### Task input

===

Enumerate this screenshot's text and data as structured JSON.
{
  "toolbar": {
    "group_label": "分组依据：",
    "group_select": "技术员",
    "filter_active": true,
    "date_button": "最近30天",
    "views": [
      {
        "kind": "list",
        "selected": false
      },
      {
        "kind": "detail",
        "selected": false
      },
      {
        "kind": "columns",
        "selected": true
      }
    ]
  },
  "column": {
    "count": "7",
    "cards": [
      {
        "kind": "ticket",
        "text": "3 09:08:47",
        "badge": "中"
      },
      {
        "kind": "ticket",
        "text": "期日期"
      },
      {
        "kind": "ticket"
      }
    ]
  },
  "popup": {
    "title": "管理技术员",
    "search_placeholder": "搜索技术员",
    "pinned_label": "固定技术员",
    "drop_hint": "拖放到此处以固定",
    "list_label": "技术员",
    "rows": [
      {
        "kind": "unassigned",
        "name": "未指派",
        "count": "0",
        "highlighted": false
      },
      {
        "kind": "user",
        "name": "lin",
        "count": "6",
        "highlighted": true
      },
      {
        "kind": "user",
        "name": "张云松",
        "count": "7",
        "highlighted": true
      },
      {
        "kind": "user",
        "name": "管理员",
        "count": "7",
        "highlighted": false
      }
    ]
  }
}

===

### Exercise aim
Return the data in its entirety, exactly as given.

### Exercise output
Enumerate this screenshot's text and data as structured JSON.
{
  "toolbar": {
    "group_label": "分组依据：",
    "group_select": "技术员",
    "filter_active": true,
    "date_button": "最近30天",
    "views": [
      {
        "kind": "list",
        "selected": false
      },
      {
        "kind": "detail",
        "selected": false
      },
      {
        "kind": "columns",
        "selected": true
      }
    ]
  },
  "column": {
    "count": "7",
    "cards": [
      {
        "kind": "ticket",
        "text": "3 09:08:47",
        "badge": "中"
      },
      {
        "kind": "ticket",
        "text": "期日期"
      },
      {
        "kind": "ticket"
      }
    ]
  },
  "popup": {
    "title": "管理技术员",
    "search_placeholder": "搜索技术员",
    "pinned_label": "固定技术员",
    "drop_hint": "拖放到此处以固定",
    "list_label": "技术员",
    "rows": [
      {
        "kind": "unassigned",
        "name": "未指派",
        "count": "0",
        "highlighted": false
      },
      {
        "kind": "user",
        "name": "lin",
        "count": "6",
        "highlighted": true
      },
      {
        "kind": "user",
        "name": "张云松",
        "count": "7",
        "highlighted": true
      },
      {
        "kind": "user",
        "name": "管理员",
        "count": "7",
        "highlighted": false
      }
    ]
  }
}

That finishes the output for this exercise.